## Provided entries
⁂
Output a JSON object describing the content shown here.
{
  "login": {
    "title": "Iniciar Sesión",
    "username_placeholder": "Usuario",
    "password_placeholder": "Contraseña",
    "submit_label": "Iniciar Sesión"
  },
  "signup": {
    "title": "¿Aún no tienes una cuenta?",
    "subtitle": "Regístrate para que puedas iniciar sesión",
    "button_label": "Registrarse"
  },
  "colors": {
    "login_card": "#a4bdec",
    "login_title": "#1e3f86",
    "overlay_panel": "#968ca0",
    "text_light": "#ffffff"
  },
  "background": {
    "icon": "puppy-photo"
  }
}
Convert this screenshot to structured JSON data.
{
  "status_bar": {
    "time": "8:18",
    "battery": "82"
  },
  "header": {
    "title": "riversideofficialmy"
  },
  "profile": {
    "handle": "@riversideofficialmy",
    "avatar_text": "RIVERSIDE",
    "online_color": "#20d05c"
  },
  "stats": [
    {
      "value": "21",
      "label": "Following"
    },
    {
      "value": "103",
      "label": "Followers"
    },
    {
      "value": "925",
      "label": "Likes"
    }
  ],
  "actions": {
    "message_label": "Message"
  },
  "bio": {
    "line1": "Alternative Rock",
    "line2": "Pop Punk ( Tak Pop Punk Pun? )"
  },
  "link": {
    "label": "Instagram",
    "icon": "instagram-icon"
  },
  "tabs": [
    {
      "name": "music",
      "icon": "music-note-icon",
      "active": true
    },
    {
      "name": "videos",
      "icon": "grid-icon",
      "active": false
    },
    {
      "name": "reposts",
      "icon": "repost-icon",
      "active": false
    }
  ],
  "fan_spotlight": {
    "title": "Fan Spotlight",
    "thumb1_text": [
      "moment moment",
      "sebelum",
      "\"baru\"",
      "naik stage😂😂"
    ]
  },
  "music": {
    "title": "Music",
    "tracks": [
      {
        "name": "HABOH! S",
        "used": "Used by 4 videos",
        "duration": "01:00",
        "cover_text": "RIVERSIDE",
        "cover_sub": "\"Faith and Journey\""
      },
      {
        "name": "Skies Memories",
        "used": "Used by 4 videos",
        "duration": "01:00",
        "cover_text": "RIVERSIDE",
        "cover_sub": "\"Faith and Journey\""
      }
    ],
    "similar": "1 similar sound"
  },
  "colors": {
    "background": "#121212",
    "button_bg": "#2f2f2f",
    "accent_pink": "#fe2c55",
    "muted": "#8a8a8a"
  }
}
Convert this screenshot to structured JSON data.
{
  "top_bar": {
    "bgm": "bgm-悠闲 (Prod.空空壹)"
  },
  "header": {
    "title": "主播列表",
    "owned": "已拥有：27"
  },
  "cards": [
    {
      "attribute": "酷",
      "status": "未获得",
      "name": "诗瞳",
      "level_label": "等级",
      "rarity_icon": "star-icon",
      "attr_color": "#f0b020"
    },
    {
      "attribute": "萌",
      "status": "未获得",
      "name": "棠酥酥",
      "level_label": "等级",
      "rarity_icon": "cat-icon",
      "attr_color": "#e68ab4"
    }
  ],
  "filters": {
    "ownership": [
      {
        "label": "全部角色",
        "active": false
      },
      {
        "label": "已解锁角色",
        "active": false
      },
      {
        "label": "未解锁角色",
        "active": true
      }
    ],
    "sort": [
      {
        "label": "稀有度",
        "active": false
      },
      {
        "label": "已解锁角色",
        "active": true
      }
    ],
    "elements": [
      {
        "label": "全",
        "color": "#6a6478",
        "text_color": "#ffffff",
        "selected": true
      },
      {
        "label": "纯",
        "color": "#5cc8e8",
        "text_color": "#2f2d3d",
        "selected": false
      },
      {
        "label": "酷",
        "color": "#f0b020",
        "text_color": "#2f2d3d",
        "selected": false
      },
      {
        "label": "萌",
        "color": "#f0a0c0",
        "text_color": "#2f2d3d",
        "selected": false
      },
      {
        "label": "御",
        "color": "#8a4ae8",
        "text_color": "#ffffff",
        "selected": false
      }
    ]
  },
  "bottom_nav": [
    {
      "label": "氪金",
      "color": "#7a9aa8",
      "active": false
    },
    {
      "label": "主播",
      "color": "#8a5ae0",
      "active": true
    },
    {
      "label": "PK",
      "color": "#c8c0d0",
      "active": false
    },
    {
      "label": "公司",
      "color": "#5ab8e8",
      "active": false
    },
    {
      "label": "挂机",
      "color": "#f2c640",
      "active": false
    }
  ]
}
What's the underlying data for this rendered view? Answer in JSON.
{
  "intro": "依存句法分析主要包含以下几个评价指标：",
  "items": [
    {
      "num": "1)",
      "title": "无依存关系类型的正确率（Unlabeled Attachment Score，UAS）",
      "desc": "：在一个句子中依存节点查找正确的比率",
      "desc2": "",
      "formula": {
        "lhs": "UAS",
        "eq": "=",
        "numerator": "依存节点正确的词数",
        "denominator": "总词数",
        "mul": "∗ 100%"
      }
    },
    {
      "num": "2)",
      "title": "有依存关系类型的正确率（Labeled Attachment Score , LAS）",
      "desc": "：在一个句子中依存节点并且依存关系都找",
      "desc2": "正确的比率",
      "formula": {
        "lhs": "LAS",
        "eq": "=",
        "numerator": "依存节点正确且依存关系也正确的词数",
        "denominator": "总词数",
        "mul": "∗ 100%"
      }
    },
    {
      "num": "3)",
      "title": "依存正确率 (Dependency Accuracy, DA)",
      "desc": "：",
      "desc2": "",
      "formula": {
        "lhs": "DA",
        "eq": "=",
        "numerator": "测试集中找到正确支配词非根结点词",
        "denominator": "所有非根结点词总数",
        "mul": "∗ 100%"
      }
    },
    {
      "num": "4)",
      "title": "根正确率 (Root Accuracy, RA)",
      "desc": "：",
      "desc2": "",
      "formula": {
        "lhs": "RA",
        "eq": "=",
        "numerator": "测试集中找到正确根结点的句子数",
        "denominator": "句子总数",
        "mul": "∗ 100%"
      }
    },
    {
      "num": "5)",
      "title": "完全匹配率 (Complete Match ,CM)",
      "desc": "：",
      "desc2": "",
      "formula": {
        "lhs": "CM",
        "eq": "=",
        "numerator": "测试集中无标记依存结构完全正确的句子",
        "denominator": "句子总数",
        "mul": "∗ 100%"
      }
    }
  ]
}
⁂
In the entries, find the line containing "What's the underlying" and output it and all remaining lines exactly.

What's the underlying data for this rendered view? Answer in JSON.
{
  "intro": "依存句法分析主要包含以下几个评价指标：",
  "items": [
    {
      "num": "1)",
      "title": "无依存关系类型的正确率（Unlabeled Attachment Score，UAS）",
      "desc": "：在一个句子中依存节点查找正确的比率",
      "desc2": "",
      "formula": {
        "lhs": "UAS",
        "eq": "=",
        "numerator": "依存节点正确的词数",
        "denominator": "总词数",
        "mul": "∗ 100%"
      }
    },
    {
      "num": "2)",
      "title": "有依存关系类型的正确率（Labeled Attachment Score , LAS）",
      "desc": "：在一个句子中依存节点并且依存关系都找",
      "desc2": "正确的比率",
      "formula": {
        "lhs": "LAS",
        "eq": "=",
        "numerator": "依存节点正确且依存关系也正确的词数",
        "denominator": "总词数",
        "mul": "∗ 100%"
      }
    },
    {
      "num": "3)",
      "title": "依存正确率 (Dependency Accuracy, DA)",
      "desc": "：",
      "desc2": "",
      "formula": {
        "lhs": "DA",
        "eq": "=",
        "numerator": "测试集中找到正确支配词非根结点词",
        "denominator": "所有非根结点词总数",
        "mul": "∗ 100%"
      }
    },
    {
      "num": "4)",
      "title": "根正确率 (Root Accuracy, RA)",
      "desc": "：",
      "desc2": "",
      "formula": {
        "lhs": "RA",
        "eq": "=",
        "numerator": "测试集中找到正确根结点的句子数",
        "denominator": "句子总数",
        "mul": "∗ 100%"
      }
    },
    {
      "num": "5)",
      "title": "完全匹配率 (Complete Match ,CM)",
      "desc": "：",
      "desc2": "",
      "formula": {
        "lhs": "CM",
        "eq": "=",
        "numerator": "测试集中无标记依存结构完全正确的句子",
        "denominator": "句子总数",
        "mul": "∗ 100%"
      }
    }
  ]
}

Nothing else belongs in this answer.